--- Record set Enclosed Below ---
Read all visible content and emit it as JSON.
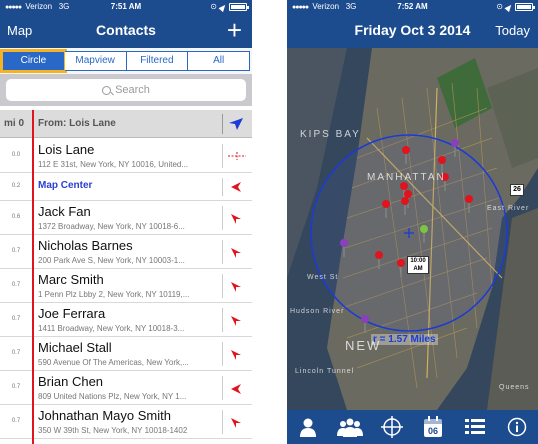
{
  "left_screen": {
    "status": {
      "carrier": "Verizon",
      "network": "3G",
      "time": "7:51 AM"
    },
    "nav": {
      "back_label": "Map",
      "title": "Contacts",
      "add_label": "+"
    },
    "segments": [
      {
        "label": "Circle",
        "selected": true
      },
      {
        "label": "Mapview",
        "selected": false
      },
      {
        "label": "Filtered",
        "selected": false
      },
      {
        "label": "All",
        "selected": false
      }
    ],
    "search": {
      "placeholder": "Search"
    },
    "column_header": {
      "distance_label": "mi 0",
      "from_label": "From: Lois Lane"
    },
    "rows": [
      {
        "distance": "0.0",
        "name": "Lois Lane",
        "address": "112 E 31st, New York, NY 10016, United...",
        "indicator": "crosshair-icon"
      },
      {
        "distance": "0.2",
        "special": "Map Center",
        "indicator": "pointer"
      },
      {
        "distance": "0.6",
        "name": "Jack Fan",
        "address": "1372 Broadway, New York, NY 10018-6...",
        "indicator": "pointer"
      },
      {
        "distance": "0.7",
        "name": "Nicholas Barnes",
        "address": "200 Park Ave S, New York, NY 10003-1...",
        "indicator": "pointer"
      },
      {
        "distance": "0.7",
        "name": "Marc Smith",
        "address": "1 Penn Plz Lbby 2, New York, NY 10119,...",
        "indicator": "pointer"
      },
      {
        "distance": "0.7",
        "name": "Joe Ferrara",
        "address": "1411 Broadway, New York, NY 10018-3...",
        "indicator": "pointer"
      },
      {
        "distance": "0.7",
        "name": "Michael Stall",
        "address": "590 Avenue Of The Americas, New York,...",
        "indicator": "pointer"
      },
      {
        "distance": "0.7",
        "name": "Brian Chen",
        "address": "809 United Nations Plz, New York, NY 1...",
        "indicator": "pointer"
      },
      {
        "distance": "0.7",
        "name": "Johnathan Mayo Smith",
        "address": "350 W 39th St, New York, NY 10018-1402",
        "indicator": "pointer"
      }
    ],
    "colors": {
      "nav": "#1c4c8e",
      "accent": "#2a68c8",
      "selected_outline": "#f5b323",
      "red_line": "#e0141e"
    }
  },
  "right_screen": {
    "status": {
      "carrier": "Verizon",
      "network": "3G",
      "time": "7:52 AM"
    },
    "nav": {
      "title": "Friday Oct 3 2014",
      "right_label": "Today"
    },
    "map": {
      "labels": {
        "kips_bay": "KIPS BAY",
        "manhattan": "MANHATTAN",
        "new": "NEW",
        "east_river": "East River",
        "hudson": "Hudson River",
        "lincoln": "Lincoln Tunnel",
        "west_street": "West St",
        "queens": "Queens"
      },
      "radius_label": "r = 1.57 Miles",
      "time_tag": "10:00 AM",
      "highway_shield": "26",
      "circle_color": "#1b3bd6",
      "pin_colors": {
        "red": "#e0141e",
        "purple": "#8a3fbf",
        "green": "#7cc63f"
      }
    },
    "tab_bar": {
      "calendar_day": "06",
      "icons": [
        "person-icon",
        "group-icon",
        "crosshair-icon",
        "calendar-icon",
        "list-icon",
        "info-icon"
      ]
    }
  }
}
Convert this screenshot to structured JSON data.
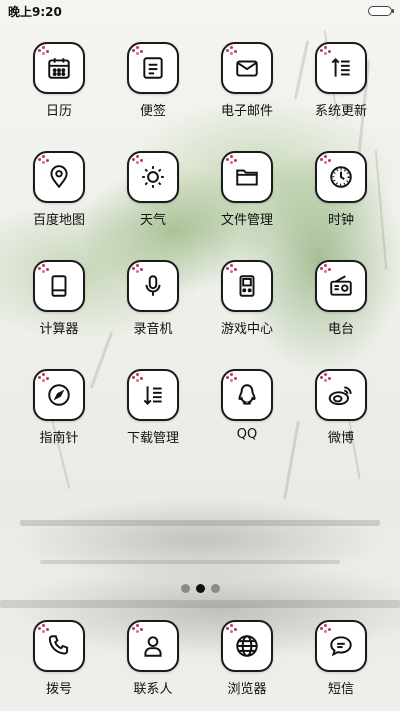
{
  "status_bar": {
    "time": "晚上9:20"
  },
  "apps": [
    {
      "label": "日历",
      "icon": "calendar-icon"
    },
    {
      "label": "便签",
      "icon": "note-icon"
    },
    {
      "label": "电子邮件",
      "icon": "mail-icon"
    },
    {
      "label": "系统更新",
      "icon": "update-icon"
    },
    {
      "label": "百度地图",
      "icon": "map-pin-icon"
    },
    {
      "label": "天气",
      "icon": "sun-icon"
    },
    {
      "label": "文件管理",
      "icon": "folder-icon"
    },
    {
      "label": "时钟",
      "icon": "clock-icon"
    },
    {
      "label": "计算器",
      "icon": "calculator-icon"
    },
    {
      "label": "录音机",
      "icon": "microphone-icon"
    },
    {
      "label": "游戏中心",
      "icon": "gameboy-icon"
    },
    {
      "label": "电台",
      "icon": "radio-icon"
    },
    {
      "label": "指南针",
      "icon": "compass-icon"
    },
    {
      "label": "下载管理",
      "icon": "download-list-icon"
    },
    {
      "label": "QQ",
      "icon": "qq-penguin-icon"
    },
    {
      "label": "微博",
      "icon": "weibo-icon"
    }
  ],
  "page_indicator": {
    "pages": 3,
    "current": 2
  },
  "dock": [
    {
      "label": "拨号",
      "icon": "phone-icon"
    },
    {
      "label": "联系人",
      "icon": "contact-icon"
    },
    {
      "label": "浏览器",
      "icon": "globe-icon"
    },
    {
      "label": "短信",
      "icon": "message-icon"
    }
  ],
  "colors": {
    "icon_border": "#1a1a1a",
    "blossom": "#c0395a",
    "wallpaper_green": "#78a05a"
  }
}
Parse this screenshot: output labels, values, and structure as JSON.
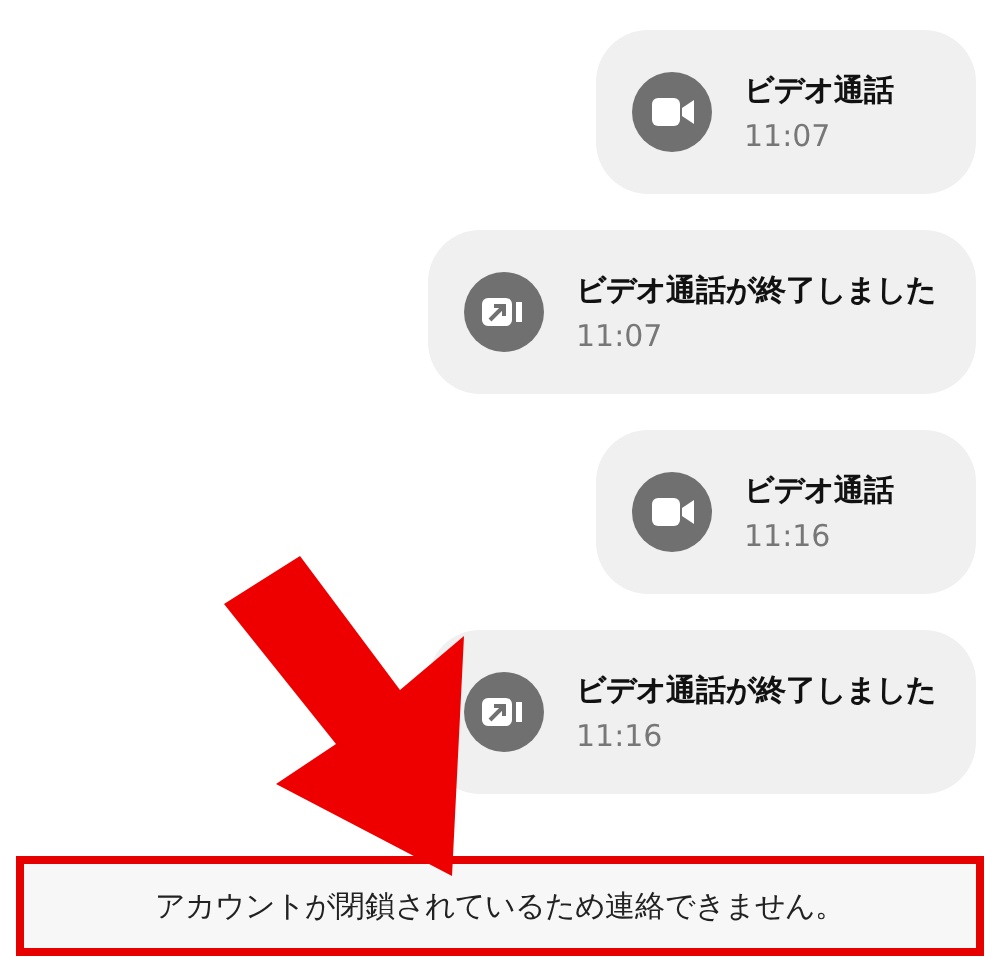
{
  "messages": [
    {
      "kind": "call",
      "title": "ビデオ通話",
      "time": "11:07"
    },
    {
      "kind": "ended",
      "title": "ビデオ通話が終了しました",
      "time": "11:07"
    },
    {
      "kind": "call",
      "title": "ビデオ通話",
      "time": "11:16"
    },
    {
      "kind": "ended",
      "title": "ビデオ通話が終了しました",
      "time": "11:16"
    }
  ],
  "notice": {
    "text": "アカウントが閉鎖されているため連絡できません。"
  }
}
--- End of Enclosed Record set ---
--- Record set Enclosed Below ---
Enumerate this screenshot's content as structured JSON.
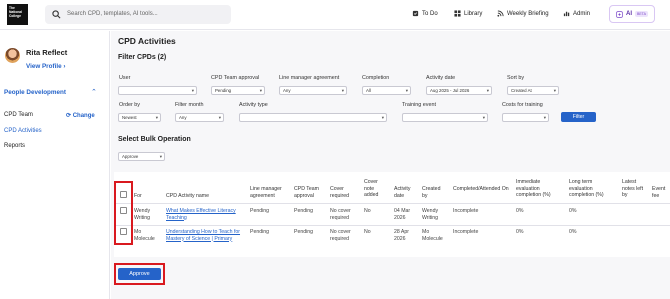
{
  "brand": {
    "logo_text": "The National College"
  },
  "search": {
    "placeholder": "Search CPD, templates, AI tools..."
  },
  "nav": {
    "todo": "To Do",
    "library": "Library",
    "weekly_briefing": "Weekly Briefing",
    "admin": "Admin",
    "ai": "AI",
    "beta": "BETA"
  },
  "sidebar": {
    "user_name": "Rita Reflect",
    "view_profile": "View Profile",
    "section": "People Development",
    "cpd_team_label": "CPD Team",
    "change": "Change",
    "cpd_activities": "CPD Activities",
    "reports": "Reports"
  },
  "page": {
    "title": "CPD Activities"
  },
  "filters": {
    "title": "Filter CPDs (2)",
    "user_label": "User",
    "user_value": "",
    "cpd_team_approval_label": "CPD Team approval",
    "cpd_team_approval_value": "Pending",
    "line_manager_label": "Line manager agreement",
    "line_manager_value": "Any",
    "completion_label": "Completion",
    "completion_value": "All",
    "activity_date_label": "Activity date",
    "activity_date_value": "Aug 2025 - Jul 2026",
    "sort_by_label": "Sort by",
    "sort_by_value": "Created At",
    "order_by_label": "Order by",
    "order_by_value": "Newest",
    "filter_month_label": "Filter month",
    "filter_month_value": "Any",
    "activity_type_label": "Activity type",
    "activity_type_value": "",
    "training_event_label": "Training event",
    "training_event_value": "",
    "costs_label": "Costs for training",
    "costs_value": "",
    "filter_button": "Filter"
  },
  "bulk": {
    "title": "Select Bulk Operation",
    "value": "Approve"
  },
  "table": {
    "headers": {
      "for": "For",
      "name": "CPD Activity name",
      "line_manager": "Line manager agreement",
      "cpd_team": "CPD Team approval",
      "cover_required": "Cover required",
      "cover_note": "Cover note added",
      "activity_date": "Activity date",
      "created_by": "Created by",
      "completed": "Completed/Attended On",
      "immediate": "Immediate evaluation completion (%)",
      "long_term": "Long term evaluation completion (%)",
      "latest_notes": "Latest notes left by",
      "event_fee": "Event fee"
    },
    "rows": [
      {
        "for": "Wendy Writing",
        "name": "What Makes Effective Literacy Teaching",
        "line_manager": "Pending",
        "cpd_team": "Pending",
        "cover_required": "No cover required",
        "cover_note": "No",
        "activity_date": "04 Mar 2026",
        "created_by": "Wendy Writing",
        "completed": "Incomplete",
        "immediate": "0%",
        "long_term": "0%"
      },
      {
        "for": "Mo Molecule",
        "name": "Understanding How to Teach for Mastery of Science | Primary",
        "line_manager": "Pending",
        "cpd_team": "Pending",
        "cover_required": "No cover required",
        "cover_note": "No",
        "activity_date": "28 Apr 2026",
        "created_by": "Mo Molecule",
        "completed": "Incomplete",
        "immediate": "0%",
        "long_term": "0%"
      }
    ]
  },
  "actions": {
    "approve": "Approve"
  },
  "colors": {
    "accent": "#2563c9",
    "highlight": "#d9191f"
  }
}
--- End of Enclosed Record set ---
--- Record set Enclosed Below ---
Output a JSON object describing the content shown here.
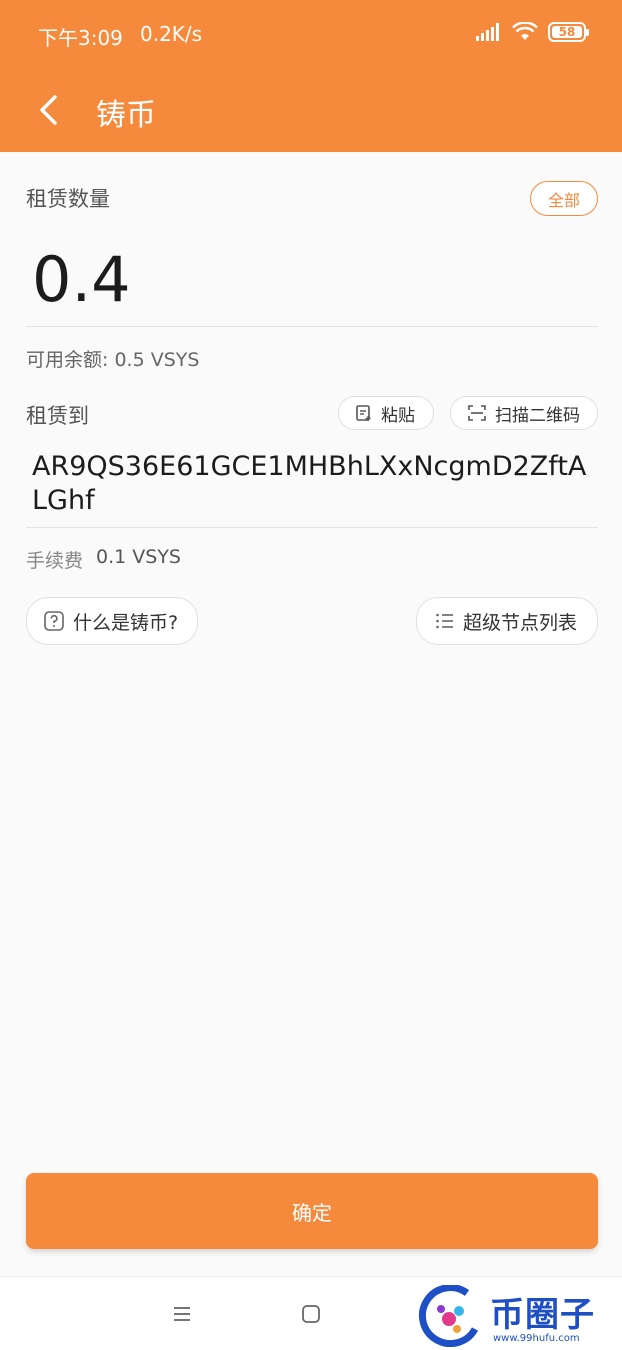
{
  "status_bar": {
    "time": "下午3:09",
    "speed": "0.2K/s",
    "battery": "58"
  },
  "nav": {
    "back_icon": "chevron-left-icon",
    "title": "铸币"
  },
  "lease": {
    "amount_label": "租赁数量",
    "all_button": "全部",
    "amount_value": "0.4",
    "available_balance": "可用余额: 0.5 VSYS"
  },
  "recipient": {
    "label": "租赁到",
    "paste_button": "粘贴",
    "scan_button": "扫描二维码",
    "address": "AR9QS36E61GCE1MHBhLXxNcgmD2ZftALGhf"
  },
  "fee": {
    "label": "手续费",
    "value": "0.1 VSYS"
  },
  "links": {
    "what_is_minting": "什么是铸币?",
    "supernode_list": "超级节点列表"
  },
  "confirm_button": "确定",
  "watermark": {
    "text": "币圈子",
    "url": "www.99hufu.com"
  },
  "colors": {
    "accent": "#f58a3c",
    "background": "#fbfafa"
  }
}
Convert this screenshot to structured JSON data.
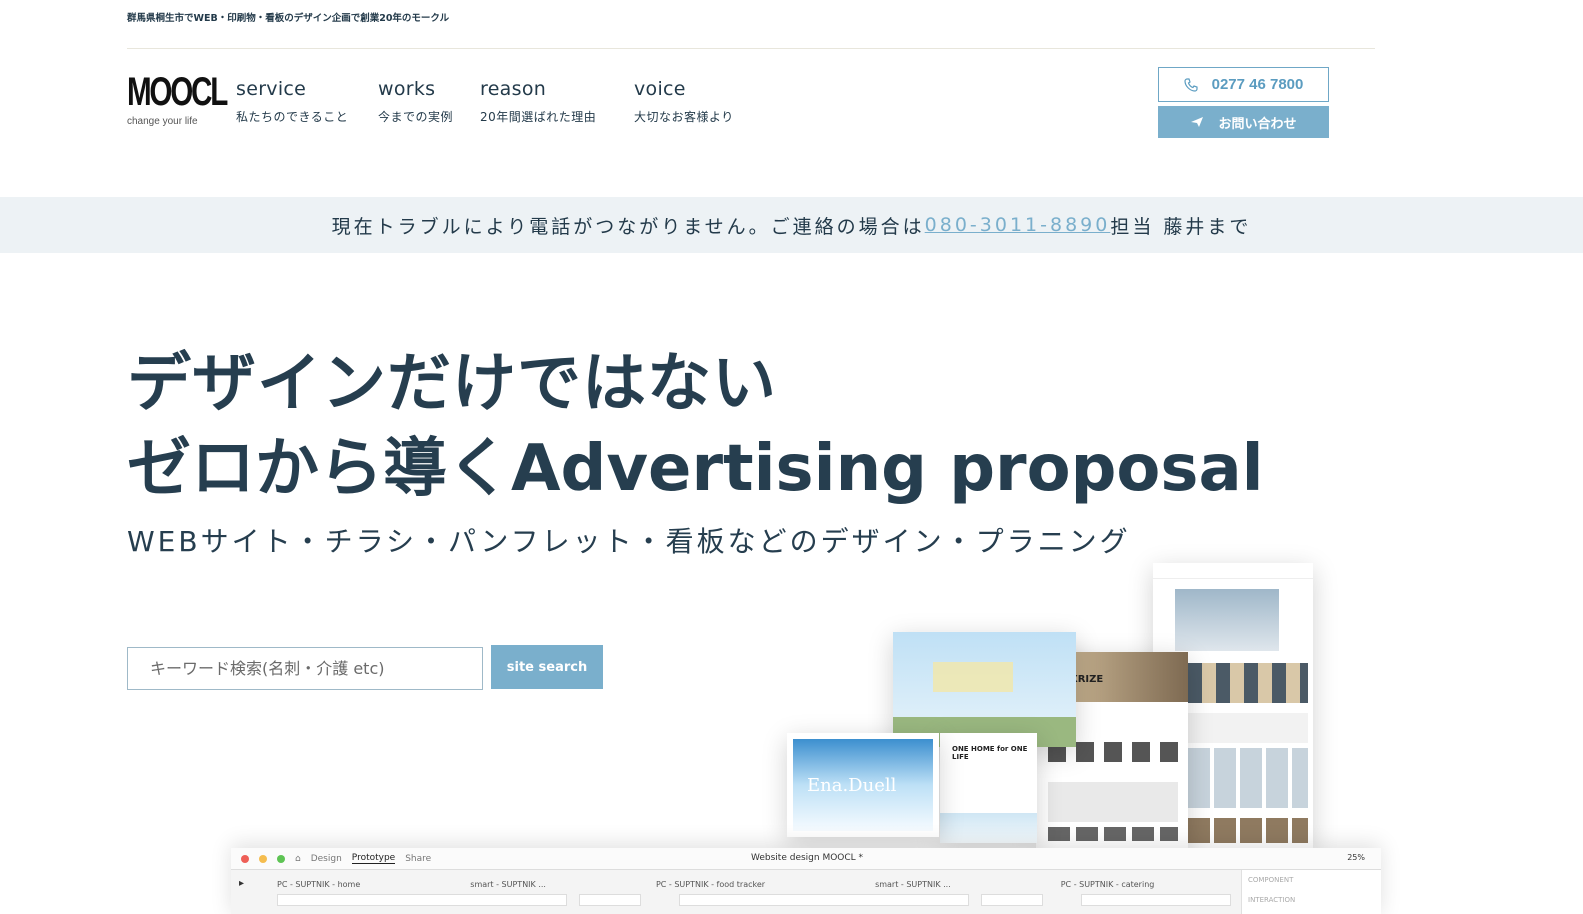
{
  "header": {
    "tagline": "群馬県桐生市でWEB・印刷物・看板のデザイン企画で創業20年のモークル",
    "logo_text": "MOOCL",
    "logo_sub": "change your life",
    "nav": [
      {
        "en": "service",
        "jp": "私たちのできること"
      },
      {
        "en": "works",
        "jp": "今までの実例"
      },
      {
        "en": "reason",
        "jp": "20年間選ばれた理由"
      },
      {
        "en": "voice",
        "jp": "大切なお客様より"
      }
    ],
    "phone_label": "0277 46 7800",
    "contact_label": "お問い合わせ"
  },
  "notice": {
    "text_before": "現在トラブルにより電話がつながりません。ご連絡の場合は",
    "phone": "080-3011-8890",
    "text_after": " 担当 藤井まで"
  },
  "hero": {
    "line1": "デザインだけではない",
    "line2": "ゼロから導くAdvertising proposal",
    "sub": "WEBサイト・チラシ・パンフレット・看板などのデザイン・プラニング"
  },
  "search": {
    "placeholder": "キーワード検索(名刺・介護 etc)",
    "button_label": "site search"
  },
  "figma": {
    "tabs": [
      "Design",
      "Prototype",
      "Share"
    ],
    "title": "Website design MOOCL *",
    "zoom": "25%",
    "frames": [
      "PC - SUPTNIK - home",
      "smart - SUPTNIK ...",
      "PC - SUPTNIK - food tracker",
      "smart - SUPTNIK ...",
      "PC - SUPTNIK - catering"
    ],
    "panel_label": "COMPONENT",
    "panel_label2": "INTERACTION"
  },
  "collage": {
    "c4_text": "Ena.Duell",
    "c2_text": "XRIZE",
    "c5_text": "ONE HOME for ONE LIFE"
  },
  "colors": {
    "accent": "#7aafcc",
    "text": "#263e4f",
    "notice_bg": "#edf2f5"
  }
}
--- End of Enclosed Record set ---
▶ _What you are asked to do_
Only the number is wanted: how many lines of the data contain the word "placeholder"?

▶ _Exercise output_
3